    The separation between love and justice is arbitrary and unreasonable, and has led, Hecht points out, to a concomitant “opposition of the most unsound and perilous kind.” The poet’s careful analysis of that opposition and its results touches upon such timely matters as warfare and the resistance to conscription, the issues surrounding birth control, the reliance on the individual conscience, the questionable nature of guidance from supernatural sources, and the facility with which “the cloying sentimentality of comfortable Dickensian piety” manages to make room for dangerous, casual bigotries easily accepted and acted upon by the culture, to the misfortune of millions, sometimes with the approval and at the instigation of several Popes, even some much more recent than Gregory XIII.

    Saint Paul, says Hecht, was confident of “the illumination and eternal truth vouchsafed to him. It is that confidence of his,” adds the poet, “that may in the end be most alarming and that may serve as a warning against my replacing his fixed convictions with fixed convictions of my own.”

    The close of this essay, which examines some of the unforeseen consequences of religious thought on the history of the twentieth century up to the present moment, includes this autobiographical observation: “I … became increasingly acquainted with the convictions of my Christian neighbors. Many of these were good people whom I admired and from whom I learned goodness itself, among other things. And there was much in Christian doctrine that seemed appealing as well.” The lengthy section that follows the inevitable “But” contains much that should be taken to heart soberly by those of us who think of Christianity with a degree of fondness as “the church of our fathers,” whether we adhere to its observances or not, and, in fact, by all who care about the future of religion itself, over and above any specific faith.

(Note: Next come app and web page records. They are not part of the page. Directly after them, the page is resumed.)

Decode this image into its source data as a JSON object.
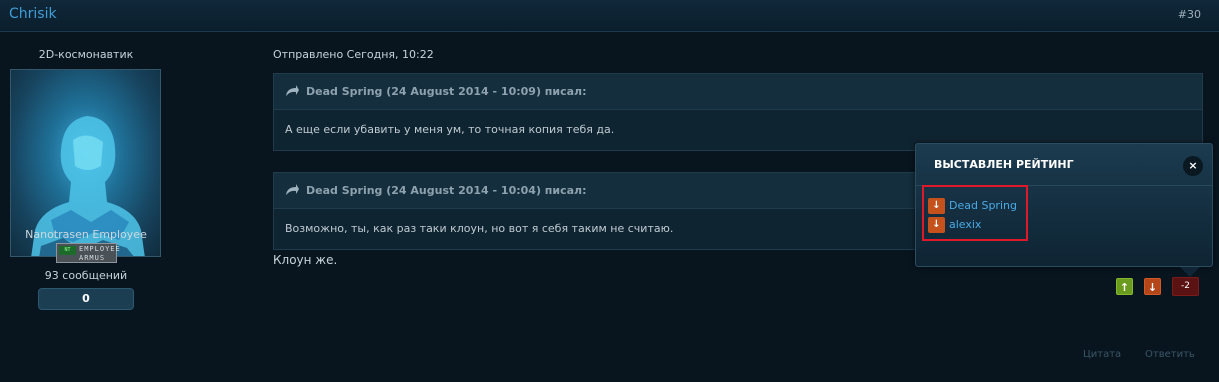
{
  "post": {
    "author": "Chrisik",
    "number": "#30"
  },
  "profile": {
    "title": "2D-космонавтик",
    "group": "Nanotrasen Employee",
    "badge_lines": [
      "EMPLOYEE",
      "ARMUS"
    ],
    "badge_logo": "NT",
    "posts_count": "93 сообщений",
    "reputation": "0"
  },
  "content": {
    "sent": "Отправлено Сегодня, 10:22",
    "quotes": [
      {
        "header": "Dead Spring (24 August 2014 - 10:09) писал:",
        "text": "А еще если убавить у меня ум, то точная копия тебя да."
      },
      {
        "header": "Dead Spring (24 August 2014 - 10:04) писал:",
        "text": "Возможно, ты, как раз таки клоун, но вот я себя таким не считаю."
      }
    ],
    "reply": "Клоун же."
  },
  "rating": {
    "up_icon": "arrow-up-icon",
    "down_icon": "arrow-down-icon",
    "score": "-2"
  },
  "actions": {
    "quote": "Цитата",
    "reply": "Ответить"
  },
  "popup": {
    "title": "ВЫСТАВЛЕН РЕЙТИНГ",
    "close": "×",
    "raters": [
      {
        "name": "Dead Spring",
        "vote": "down"
      },
      {
        "name": "alexix",
        "vote": "down"
      }
    ]
  },
  "colors": {
    "link": "#3f9ed6",
    "positive": "#6b9b1e",
    "negative": "#b4461a",
    "highlight": "#e0192a"
  }
}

    More important than bringing indictments against specific institutions, what Anthony Hecht does in much of his work is to warn, convincingly and justly – which is to say, with love – of those elements in religion that allow it to degenerate into zealotry or cant, and make possible behavior that runs counter to the avowed intent of religious faith. To deny that such dangerous elements exist, even today, in institutions we may value – and even deep in the impulses that gave rise to them – is to deny that fire is capable of burning, disfiguring and destroying what it touches, on the grounds that we are disloyal and ungrateful to find fault in what warms us so well when we are cold.

    No poem or prose, however good, is going to bring about a change in human nature that will do away with injustice, cruelty, or cynicism, whatever its source. But excellent writing can sharpen the senses, challenge the intellect, kindle the imagination, and encourage the reader to generous thought. And great writing – like that of Anthony Hecht, which so qualifies on all counts, aesthetic, moral, and intellectual – can do more. It can teach us to confess doubt, to acknowledge the moral ambiguities inherent in every human impulse, and to guard against self-satisfied overconfidence in ourselves and in those institutions we have created in our image.

    Contributed By portrait of Rhina Espaillat Rhina P. Espaillat

    Rhina P. Espaillat, a bilingual poet, is winner of numerous prizes including the T. S. Eliot Prize, the Richard Wilbur Award, and (twice) the Howard Nemerov Sonnet award.

    Learn More
    2 Comments

    Sign up for Plough's weekly newsletter